Thousands of people have joined a demonstration in Egypt’s second city, Alexandria, to condemn a court ruling which allows Hosni Mubarak’s former prime minister to run for president.
Ahmed Shafiq is going up against the Muslim Brotherhood’s Mohamed Morsi in a highly charged run-off this weekend.
“I hope that Morsi will win the election, even if there are some who don’t like him. But he is the one who will bring a successful, new revolution which will overthrow the military council,” one demonstrator said.
Mubarak-appointed judges have also dissolved the Islamist-dominated parliament. A senior member of the Muslim Brotherhood described the court decisions as a “full-fledged coup.”
With Shafiq in the running to be president, the stage is set for the military and remnants of the old regime to keep a grip on power.
Some voters do not want him or Morsi to get the top job and are threatening to boycott the election run-off altogether.
“I think it’s going to be like a big war in the country. A lot of people think the same,” one woman said.
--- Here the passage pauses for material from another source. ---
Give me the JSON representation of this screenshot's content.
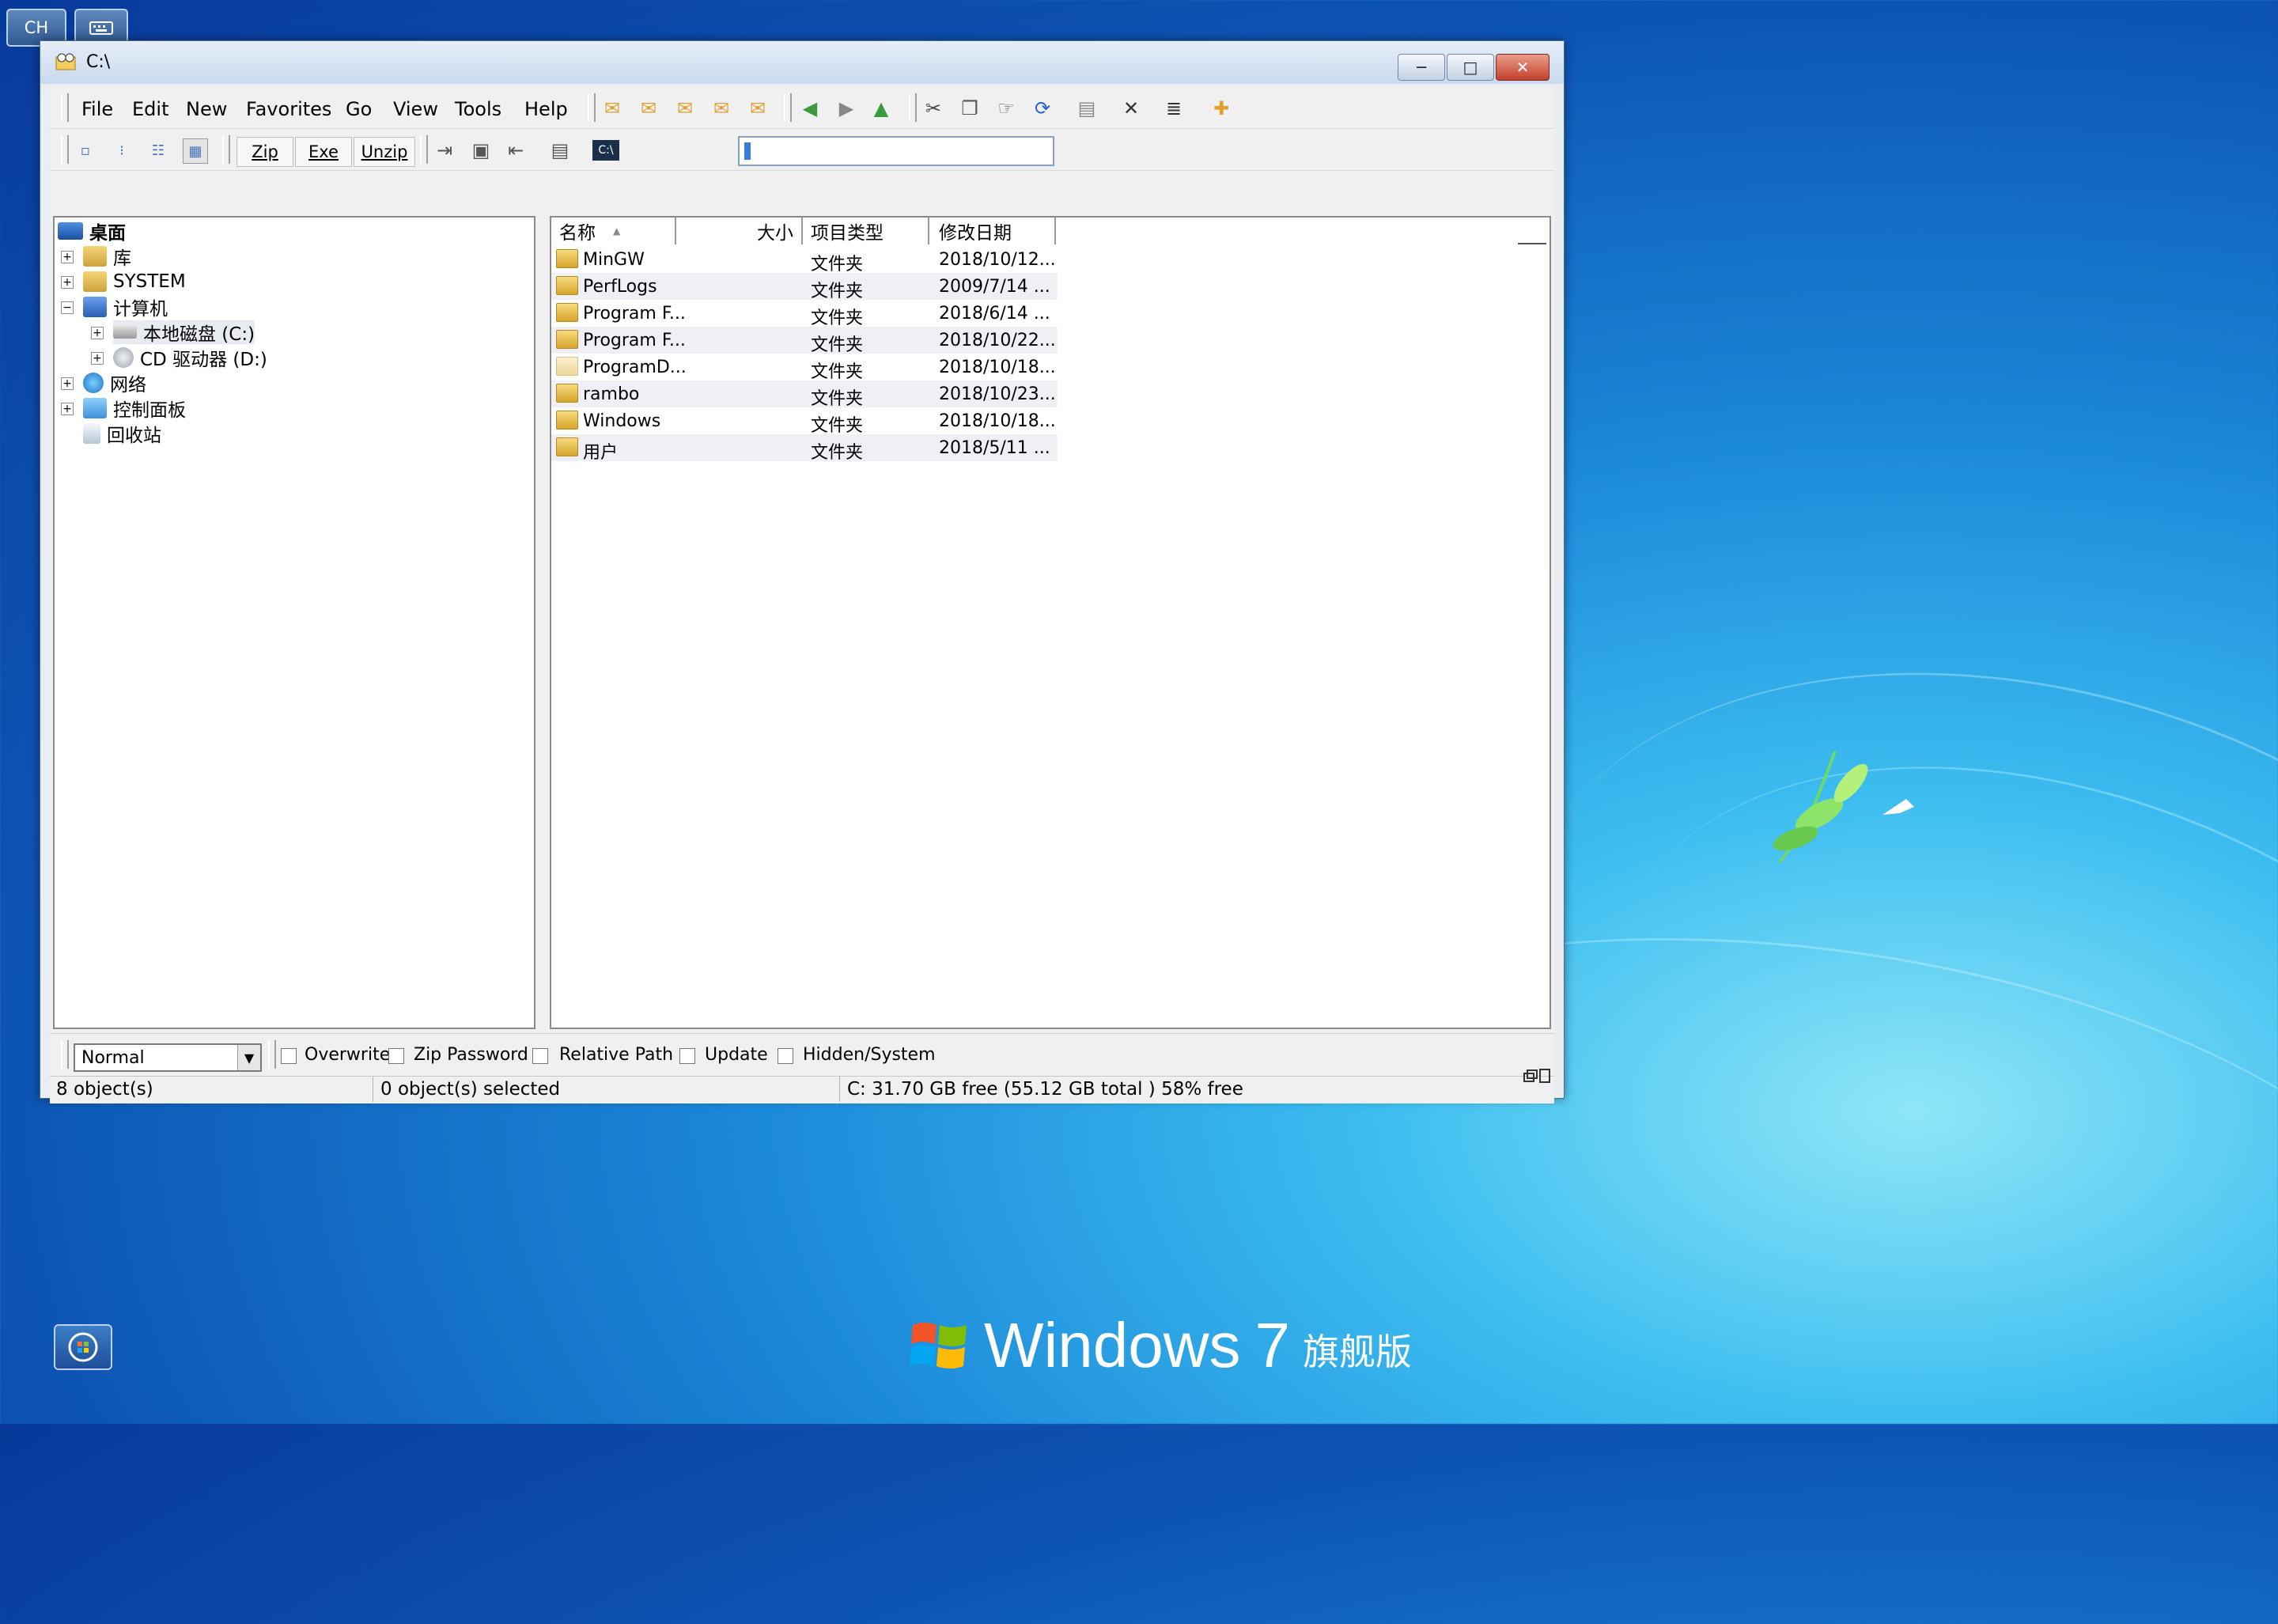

Many voters see the election as reproducing the same battle lines that have dominated Egypt’s stale politics for years. The pitting of a man who, like every president for six decades, comes from the military, against their perrenial antagonist – the Muslim Brotherhood.